Right away, we see how when Big Bird introduces himself to Julia, she doesn't react at first, and instead, continues finger-painting with Abby Cadabby and Elmo. "Julia's just concentrating on her painting right now," explains Alan.
Abby then comments on liking how paint squishes in her hands, and Julia recoils, suggesting she has sensory issues common to autism. Alan points out that Julia prefers to use a paint brush so she doesn't have to touch the paint. It takes her a while to answer a question, as well, and Alan notes it helps to ask her again.
We also learn about Julia's strengths, like that she's a talented artist.
Common misunderstandings about autism are addressed when Big Bird tells Alan, "I don't think Julia likes me very much." That's when the adult explains what autism is. For Julia. Which I really love, because he doesn't make generalizations about the condition. I also love how the episode is careful to talk about both the things that may seem confusing about autism and what makes Julia a lot of fun.
Ultimately, as Abby explains, Julia just does things differently, in her own way. Of course, Julia encounters some challenges because of her autism. When an emergency vehicle goes by, it greatly upsets the little girl. The situation is made worse when Big Bird tags her for a game. "Break, break," she starts chanting.

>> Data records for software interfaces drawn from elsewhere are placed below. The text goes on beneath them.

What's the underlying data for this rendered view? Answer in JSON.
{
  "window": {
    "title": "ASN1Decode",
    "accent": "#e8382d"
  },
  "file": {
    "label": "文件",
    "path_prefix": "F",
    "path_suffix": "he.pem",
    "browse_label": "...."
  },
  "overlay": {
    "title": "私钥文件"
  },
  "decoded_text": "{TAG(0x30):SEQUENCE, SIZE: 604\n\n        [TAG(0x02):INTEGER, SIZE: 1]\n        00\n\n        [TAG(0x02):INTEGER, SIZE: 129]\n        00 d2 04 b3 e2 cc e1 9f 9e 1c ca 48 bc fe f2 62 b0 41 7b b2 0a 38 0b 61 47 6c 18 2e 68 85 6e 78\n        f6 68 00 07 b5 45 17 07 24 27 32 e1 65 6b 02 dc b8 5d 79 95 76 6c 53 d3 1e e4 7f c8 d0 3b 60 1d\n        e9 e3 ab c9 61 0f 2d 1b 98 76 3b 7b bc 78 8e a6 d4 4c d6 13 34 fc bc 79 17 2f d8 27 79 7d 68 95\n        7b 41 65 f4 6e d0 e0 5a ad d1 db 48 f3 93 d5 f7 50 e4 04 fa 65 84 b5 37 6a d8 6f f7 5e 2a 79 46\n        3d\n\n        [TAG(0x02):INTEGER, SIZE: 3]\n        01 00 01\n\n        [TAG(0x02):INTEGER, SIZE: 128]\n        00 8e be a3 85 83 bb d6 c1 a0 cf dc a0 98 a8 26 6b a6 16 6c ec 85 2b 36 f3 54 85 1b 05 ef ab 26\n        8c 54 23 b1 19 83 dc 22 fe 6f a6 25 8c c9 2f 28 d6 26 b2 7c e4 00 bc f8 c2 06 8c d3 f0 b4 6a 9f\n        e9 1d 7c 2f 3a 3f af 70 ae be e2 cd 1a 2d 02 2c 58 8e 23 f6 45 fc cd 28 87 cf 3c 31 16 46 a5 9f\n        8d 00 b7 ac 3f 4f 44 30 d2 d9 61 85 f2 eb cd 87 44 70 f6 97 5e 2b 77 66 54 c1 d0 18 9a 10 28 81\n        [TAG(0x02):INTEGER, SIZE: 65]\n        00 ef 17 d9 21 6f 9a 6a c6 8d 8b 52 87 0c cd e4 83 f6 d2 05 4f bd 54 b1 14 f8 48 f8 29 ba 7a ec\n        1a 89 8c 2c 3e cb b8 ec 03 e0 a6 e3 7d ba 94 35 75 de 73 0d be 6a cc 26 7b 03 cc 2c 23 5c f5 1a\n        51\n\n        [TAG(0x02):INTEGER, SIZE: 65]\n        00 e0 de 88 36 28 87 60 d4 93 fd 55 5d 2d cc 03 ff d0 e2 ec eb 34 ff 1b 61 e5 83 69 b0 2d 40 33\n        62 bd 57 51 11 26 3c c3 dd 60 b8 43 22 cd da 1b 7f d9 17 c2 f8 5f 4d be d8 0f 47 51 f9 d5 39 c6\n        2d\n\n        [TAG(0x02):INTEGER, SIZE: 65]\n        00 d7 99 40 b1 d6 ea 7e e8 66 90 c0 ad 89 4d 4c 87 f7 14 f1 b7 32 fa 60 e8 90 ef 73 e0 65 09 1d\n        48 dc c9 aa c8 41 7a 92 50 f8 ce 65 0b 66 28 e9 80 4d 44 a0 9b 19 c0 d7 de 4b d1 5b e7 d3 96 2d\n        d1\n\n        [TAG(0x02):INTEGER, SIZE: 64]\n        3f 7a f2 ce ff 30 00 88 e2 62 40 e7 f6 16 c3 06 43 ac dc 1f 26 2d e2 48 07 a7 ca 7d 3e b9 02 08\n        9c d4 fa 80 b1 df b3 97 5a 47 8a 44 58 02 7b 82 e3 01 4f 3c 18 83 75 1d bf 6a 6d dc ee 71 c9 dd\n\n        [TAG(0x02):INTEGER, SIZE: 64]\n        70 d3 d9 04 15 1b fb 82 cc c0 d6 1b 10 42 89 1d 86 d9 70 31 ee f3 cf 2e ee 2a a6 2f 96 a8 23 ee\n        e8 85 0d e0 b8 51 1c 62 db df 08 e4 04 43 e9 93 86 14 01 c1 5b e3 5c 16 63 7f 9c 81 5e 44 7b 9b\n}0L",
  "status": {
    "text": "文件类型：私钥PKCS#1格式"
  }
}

"Her ears are really sensitive, so some sounds are just too loud for her," Abby tells an upset Big Bird while Alan helps Julia calm down via breathing exercises and with the assistance of her favorite stuffed bunny. And then she's ready to play again!
Watch until the end to see a catchy song about friends all being different and amazing! Bravo, Sesame Street.
Melissa Willets is a writer/blogger and soon-to-be mom of 4. Find her on Facebook where she chronicles her life momming under the influence. Of yoga.